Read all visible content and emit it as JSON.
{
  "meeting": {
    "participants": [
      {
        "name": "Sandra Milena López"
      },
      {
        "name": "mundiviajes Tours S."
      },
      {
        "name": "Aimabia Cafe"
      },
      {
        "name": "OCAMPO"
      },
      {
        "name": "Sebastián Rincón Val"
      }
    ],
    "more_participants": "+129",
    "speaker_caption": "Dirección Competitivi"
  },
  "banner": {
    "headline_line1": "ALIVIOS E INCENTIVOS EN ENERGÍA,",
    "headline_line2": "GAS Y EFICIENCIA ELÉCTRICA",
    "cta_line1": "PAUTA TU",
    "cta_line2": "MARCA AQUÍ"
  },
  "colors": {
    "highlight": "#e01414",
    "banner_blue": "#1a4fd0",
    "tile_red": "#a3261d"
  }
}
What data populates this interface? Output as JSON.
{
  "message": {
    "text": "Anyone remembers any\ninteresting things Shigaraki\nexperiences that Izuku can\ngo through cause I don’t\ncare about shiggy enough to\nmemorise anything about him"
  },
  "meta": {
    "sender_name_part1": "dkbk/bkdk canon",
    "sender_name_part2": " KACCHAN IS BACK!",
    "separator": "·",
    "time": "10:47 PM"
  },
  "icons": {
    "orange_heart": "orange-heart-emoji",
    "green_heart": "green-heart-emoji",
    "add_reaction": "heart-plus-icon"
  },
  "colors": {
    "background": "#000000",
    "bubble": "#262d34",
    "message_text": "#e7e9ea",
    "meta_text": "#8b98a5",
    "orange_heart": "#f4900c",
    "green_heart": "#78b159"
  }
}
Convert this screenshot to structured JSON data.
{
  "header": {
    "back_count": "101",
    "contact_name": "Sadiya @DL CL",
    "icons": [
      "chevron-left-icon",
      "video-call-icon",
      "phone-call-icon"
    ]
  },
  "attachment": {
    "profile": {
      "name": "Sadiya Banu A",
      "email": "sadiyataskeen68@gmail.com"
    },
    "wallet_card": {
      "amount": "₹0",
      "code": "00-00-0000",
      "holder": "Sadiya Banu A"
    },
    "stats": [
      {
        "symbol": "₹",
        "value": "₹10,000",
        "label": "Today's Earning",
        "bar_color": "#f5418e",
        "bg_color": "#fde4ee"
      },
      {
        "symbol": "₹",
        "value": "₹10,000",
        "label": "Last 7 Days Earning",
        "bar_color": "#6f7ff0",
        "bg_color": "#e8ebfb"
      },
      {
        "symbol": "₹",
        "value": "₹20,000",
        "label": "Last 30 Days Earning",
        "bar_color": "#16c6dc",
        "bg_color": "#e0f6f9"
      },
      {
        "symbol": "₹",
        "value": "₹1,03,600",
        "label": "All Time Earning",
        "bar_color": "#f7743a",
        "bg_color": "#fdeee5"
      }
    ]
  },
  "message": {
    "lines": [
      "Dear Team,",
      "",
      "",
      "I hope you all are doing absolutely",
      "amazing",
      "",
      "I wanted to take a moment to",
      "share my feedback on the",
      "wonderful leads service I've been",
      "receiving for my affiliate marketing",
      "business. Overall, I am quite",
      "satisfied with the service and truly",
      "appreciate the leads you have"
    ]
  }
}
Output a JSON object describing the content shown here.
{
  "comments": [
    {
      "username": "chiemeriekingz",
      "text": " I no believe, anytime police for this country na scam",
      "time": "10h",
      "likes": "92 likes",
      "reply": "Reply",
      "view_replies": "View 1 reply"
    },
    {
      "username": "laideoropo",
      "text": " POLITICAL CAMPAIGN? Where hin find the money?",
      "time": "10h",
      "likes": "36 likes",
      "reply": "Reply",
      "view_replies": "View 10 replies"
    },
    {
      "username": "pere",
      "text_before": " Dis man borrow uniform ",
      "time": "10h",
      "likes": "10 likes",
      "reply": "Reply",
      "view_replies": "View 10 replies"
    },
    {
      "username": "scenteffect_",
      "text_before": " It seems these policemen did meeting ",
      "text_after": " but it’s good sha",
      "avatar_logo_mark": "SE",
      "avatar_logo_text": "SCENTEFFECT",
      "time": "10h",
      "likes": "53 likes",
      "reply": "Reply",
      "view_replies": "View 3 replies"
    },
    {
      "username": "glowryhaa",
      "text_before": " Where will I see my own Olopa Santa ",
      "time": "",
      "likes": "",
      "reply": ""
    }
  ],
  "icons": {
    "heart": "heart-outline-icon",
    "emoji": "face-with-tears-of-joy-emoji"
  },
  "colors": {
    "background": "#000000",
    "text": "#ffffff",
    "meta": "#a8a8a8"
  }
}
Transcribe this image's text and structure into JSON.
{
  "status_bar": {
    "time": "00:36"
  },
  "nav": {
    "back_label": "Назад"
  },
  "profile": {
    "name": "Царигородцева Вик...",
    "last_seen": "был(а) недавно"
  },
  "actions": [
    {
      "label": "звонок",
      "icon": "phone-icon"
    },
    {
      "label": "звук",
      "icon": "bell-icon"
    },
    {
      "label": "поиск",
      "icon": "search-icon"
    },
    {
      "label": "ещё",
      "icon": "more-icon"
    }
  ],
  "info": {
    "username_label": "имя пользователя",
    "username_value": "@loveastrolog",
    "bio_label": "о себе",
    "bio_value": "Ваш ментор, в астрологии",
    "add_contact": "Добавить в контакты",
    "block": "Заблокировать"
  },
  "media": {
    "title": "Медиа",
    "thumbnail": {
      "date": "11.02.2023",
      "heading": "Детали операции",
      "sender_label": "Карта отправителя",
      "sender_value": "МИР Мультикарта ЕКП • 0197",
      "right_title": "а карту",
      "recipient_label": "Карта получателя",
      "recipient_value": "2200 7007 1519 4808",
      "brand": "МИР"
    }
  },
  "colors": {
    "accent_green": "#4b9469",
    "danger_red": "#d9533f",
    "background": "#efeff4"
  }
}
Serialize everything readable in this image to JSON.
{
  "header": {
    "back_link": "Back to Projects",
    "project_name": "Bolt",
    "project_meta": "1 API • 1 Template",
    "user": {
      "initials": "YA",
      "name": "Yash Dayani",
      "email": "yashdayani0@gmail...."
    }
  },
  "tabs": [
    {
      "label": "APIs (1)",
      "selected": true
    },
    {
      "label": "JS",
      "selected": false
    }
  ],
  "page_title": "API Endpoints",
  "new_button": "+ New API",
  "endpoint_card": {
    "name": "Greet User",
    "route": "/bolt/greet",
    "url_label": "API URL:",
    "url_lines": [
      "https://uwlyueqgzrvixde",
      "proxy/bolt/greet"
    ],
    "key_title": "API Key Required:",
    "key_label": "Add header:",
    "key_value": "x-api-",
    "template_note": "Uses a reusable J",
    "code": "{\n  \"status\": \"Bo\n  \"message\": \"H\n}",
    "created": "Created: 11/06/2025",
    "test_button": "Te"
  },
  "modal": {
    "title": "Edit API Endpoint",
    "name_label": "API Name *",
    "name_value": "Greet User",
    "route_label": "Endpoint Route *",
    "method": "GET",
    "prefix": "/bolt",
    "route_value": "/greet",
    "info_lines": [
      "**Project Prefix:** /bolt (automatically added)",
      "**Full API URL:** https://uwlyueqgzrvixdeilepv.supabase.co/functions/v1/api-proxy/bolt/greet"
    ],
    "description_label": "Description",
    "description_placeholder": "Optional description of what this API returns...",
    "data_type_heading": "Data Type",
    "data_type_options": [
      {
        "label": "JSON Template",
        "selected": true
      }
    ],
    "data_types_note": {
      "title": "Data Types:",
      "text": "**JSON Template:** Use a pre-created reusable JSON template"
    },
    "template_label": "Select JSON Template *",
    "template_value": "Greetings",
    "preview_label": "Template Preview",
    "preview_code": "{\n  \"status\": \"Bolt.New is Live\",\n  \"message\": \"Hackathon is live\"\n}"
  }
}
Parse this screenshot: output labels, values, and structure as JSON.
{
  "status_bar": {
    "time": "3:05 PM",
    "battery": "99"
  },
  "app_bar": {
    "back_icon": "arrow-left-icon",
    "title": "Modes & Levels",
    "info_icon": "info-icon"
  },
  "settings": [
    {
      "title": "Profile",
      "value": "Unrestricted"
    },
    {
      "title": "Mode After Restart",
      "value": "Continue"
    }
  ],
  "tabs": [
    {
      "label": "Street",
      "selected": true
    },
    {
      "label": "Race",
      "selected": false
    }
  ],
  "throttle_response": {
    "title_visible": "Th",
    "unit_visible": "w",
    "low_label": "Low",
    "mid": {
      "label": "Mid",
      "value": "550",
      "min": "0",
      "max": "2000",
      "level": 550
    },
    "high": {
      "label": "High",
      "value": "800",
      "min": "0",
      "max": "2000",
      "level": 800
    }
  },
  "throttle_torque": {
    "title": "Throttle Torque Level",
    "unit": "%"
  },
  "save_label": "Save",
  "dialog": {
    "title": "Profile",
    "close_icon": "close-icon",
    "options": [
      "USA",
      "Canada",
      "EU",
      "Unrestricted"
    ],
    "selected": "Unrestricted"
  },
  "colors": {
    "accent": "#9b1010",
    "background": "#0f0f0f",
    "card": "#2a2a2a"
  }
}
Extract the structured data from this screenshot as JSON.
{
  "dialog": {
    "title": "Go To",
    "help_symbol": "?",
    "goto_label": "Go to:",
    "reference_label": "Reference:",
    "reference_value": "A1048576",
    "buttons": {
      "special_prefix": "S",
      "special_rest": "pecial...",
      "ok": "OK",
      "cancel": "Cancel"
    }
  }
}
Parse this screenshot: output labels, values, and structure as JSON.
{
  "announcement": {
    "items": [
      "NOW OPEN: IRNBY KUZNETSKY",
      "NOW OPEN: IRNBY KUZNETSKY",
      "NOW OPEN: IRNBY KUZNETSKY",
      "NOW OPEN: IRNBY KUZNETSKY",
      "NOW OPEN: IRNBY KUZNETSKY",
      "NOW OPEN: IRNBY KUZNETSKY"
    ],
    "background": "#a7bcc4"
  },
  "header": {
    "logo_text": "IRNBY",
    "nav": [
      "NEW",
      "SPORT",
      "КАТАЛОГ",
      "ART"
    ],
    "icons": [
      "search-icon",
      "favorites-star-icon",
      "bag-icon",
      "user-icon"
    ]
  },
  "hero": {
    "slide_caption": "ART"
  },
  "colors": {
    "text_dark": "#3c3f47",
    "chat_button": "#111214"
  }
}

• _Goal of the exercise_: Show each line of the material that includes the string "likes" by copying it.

• _Answer section_:
      "likes": "92 likes",
      "likes": "36 likes",
      "likes": "10 likes",
      "likes": "53 likes",
      "likes": "",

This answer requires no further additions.